I’ve taught through the Omnibus III textbook through the Veritas Press Scholars Online Academy, used portions of the other texts in other venues, and written a few chapters throughout the series, but I think these texts are a good step in the right direction for classical education, schools, homeschoolers, and coop groups.
Here are a few of the highlights for me:
1. The entire series aims to include units of study on every book of the Bible. Until classical education makes studying the entire Bible a non-negotiable, I think words like “Christan worldview” are vague at best. The most important text for Christians is the Bible. Is that clear from our curriculum? The Omnibus series is pushing that aim forward.
2. The Omnibus series is consciously integrative. There are echoes throughout the books of other chapters, other readings, and many repeated themes. It challenges students to connect dots in literature, history, Bible, art, philosophy, ethics, politics, and practical every day life. These are the kinds of conversations every parent wants to be having with their kids on a regular basis.
3. The method seems very helpful to me. Every chapter begins with orientation material: What is this book about? Who wrote it? What’s important about it? And then there’s an essay drawing out the most important themes and lessons and evaluating the work by the standard of Scripture. Following this, there is a suggested lesson plan for reading the text, with discussion questions, recitation questions, and suggested projects and activities. These lesson plans lean heavily in the discussion direction, lots of discussion and conversation. Done right, it requires teachers to really dig into texts, raise very significant questions and issues, and challenges students to grapple with the ideas themselves.
4. Related to the last point is the fact that the series encourages natural conversations about just about everything. The book selection is fairly eclectic, though it draws heavily from what is widely considered the “western canon” of the Great Books. And the readings and discussions don’t shy away from challenging ethical issues, sexuality, or particularly dark themes. The series doesn’t bring these issues up in a preachy-moralistic way, rather, it comes up like real life, where teachers can naturally work through the issues and apply God’s Word thoughtfully.
Lastly, a few warnings or guidelines that I would add (and I have said to a number of people who have asked):
1. No textbook can replace a faithful and gifted teacher. You can have the best curriculum in the world, and the students will hate learning, struggle to understand, and be worse for it in the end. While I think these textbooks are a significant step in the right direction, I would still rather have a faithful, Christian mom or dad or teacher teaching what he or she knows with joy and enthusiasm. If the textbooks help (and I think they could) then great.
2. Every good teacher knows that the curriculum is just a tool. The curriculum is not the teacher; the teacher is. This may be just another way of restating the previous point, but what I mean is that good teachers will pick and choose lessons, chapters, texts throughout the Omnibus series. The textbooks are just big piles of suggestions and ideas, and they need to be applied with wisdom to every classroom, every family, and every student.

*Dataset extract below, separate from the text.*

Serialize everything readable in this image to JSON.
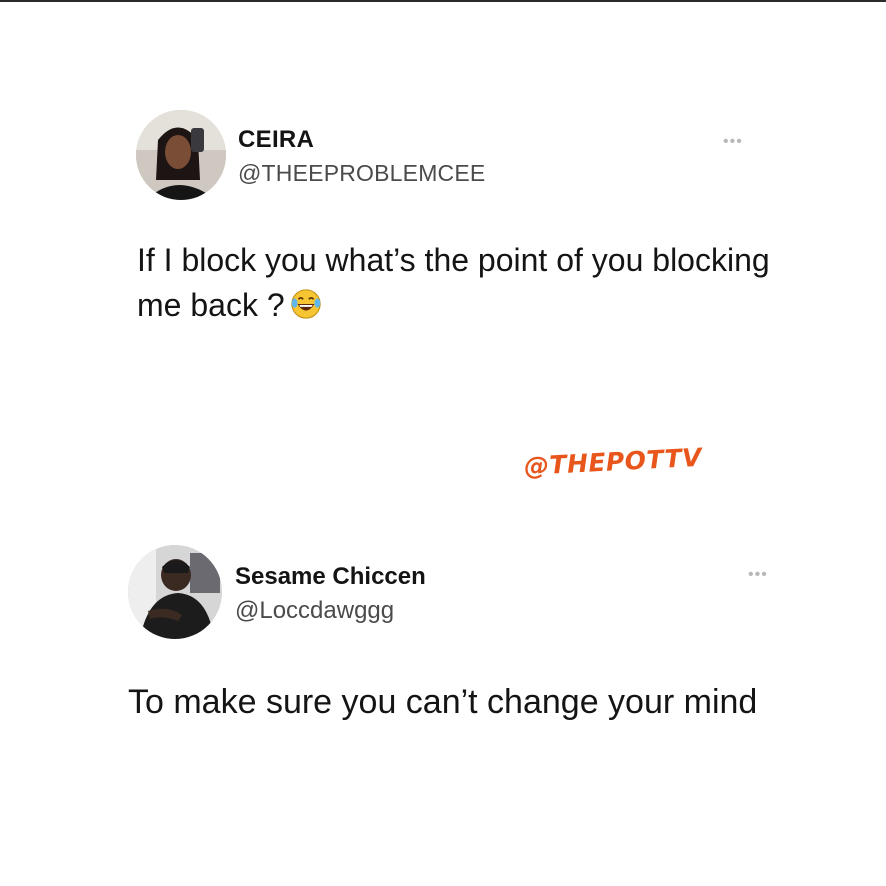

3. If the Omnibus series errs on anything, it’s probably in the overall reading load. But I always prefer this error. I’d rather aim high and have teachers use wisdom and cut certain readings or cut certain students a bit of slack. But this is why the centrality of the teacher is so crucial. A faithful and gifted teacher knows his/her students, knows their frames, and knows the difference between the student who is out of breath and loving it and the student who is out of breath and about to collapse.
I remember one time a parent telling me that his son had never worked so hard in all his life for school, and every morning he was waiting at the door with his backpack on asking if it was time to go yet. The dad said it was a strange but highly encouraging experience to see his son working so hard and eager for more. And that’s what we want in our kids. We want them to learn to work hard, but we want them to grow up learning to love that hard work, loving learning, loving God and His world.
If I have any fear of the classical education scene it’s definitely this last bit. Having a bunch of good books and high ideals is not the same thing as loving students and teaching them to love. If classical education is heading in the right direction, our students should be overflowing with the fruits of the Spirit: love, joy, and peace. And those fruits are far more important than high SATs, fluency in Latin, or Ninja Logic skills.
Of course, we don’t usually have to decide between the two. Usually we can do both. But we just want to make sure that all these “blessings” are being received as blessings. The great danger — and this is the danger of bringing kids up in the Faith in general — is that we can actually inoculate kids to truth, goodness, and beauty. We can pile these blessings all over them in a mechanical and thoughtless way, and when they graduate high school, they’ve had enough already.
Anyway, a few random thoughts, recommendations, and encouragement, hopefully. And again, I’d definitely recommend that you check out the Omnibus series if you haven’t already. Some good stuff there.